Poland’s new foreign minister Radoslaw Sikorski and his German counterpart opened what they said was an era of cordial relations after two years of testiness under Poland 's previous government.
"We want to open a new chapter in German-Polish relations," said German Foreign Minister Frank-Walter Steinmeier at a news conference with Sikorski, a member of the government of new Prime Minister Donald Tusk.
Under Prime Minister Jaroslaw Kaczynski, whom voters ousted in October, Poland criticized plans for a museum in Berlin about Germans expelled from in Poland and elsewhere in Eastern Europe after World War II. And Polish officials bridled at efforts by a small group in Germany to win reparations for property lost then, although the group did not have support from the German government.
The foreign ministers said their discussions were marked by trust and cordiality, even though they talked about sensitive topics, such as a Russian-German gas pipeline that will route gas around Poland. The planned pipeline has led to concerns about lost transit revenue and the possibility of Russia cutting Poland's supply.

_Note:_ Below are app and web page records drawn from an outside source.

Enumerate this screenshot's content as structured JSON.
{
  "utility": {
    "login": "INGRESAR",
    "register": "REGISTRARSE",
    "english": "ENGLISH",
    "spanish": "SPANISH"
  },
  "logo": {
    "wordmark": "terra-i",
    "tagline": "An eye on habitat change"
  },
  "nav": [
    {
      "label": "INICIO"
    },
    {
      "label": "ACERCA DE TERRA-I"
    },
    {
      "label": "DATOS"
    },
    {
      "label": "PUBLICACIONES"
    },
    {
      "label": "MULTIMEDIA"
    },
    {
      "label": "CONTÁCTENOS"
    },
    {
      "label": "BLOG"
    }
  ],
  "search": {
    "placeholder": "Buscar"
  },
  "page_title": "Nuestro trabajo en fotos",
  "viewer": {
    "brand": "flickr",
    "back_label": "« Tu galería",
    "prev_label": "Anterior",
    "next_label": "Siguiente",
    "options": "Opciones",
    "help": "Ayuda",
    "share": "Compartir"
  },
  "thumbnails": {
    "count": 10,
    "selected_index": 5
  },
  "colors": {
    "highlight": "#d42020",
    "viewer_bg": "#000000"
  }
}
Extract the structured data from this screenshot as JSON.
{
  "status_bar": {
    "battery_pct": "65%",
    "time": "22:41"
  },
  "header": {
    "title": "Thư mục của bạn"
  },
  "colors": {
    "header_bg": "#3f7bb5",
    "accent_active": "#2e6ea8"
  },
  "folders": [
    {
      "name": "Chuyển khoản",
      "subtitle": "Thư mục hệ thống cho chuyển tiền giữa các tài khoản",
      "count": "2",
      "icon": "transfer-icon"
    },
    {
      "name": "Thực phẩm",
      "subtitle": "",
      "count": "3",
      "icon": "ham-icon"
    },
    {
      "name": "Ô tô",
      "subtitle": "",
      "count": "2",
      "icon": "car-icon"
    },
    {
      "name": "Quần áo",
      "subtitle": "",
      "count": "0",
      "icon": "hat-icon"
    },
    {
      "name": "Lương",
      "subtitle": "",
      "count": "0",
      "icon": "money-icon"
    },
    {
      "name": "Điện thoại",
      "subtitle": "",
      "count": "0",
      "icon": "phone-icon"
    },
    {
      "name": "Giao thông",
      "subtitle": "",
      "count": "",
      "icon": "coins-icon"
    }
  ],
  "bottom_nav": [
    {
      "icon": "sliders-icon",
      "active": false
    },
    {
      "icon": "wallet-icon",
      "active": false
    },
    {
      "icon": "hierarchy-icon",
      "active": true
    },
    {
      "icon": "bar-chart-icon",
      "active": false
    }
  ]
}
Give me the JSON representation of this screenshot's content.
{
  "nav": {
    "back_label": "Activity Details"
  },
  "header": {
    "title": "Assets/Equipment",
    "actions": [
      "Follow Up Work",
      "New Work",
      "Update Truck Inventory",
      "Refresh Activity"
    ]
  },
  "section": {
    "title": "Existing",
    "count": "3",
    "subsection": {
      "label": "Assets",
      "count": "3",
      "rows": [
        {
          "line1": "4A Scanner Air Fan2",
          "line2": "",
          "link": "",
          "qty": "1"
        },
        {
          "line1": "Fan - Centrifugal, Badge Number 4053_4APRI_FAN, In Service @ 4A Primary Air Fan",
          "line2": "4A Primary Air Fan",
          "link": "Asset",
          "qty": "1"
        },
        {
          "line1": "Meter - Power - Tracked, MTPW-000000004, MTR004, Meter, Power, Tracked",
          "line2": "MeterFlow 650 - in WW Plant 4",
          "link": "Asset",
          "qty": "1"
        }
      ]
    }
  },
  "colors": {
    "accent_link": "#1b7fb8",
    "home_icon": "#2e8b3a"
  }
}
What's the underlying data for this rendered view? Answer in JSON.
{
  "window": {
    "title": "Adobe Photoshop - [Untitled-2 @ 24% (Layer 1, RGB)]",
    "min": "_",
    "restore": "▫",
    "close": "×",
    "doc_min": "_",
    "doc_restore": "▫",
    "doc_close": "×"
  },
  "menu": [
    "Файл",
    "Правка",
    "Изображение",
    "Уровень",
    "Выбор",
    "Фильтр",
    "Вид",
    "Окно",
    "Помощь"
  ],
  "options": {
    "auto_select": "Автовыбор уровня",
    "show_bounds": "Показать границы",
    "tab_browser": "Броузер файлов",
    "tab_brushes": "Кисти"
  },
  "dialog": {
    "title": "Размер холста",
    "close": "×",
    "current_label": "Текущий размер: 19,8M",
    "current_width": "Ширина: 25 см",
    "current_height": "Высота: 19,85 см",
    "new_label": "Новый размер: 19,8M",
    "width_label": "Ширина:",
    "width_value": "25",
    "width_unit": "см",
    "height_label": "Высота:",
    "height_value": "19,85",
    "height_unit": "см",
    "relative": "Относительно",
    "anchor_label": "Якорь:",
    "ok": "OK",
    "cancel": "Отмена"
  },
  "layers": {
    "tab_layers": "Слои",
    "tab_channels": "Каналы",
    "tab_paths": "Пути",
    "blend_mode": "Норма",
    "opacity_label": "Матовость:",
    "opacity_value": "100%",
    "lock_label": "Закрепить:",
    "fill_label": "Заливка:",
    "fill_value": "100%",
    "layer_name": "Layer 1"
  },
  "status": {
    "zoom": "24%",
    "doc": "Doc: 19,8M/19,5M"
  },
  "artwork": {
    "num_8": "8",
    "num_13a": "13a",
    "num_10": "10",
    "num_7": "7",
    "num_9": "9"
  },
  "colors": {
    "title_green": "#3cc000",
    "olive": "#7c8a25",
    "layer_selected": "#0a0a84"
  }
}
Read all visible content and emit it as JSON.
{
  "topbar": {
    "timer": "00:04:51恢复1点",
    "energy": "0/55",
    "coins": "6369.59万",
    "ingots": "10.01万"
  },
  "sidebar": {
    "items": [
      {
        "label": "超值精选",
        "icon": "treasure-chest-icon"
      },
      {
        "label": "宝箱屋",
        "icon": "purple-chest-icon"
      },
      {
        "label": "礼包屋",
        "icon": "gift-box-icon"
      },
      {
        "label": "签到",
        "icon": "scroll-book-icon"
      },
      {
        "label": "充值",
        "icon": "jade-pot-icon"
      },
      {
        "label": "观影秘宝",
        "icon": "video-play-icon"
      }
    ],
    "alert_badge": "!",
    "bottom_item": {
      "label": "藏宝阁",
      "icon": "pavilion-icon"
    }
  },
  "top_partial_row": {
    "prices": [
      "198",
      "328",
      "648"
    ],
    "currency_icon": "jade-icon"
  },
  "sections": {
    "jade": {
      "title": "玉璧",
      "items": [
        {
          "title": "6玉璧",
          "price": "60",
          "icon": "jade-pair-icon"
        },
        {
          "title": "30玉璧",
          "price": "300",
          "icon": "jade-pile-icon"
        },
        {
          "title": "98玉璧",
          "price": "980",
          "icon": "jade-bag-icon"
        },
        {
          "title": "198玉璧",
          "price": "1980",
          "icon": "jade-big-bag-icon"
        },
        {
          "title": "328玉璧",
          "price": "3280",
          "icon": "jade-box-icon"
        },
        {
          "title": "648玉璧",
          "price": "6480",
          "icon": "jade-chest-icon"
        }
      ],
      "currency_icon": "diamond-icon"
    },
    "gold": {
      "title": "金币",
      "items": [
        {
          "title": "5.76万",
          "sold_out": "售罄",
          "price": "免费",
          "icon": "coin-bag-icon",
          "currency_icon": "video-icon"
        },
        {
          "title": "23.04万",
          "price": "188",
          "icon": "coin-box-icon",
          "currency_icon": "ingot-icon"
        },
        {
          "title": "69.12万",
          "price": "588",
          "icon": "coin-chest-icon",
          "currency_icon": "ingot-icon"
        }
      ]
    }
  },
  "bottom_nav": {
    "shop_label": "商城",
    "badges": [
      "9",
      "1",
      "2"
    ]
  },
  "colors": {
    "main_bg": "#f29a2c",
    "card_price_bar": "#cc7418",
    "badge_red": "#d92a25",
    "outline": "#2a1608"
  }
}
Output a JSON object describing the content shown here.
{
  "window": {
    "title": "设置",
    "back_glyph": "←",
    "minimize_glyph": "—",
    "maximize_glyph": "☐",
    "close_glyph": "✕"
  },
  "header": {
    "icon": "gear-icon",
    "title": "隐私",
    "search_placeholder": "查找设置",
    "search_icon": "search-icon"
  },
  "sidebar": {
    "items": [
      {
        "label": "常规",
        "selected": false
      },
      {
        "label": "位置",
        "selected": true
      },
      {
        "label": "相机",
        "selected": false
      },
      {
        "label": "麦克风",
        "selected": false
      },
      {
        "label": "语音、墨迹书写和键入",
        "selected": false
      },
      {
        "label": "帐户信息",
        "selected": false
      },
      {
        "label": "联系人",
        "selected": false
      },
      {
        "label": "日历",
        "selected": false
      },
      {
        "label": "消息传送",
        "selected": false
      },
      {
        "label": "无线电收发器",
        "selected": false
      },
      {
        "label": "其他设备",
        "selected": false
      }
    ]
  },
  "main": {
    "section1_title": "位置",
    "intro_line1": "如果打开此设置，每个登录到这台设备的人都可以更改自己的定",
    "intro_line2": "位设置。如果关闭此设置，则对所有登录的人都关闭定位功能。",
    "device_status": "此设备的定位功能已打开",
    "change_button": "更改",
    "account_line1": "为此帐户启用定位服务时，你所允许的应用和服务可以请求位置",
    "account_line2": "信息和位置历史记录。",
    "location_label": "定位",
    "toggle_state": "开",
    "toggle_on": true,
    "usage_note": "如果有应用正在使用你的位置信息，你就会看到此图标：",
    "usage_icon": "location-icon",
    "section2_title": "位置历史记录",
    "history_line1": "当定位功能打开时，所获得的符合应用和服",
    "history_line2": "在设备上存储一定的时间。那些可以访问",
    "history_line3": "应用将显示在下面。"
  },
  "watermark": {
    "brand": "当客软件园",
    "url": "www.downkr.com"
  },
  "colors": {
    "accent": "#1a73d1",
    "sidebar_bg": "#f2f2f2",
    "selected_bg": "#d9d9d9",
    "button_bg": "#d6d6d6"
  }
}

Steinmeier said he and Sikorski discussed ways for Germany to help Poland in case of a gas shortage, by reversing the flow of gas and having Poland share German gas reserves.
"These proposals are not new but perhaps they can be newly evaluated," Steinmeier said.
Sikorski said Poland remains opposed to the pipeline, but the new tone could lead to progress.
Poland's new government is led by Tusk's pro-business Civic Platform party, which has promised to repair ties with the European Union and other Western governments.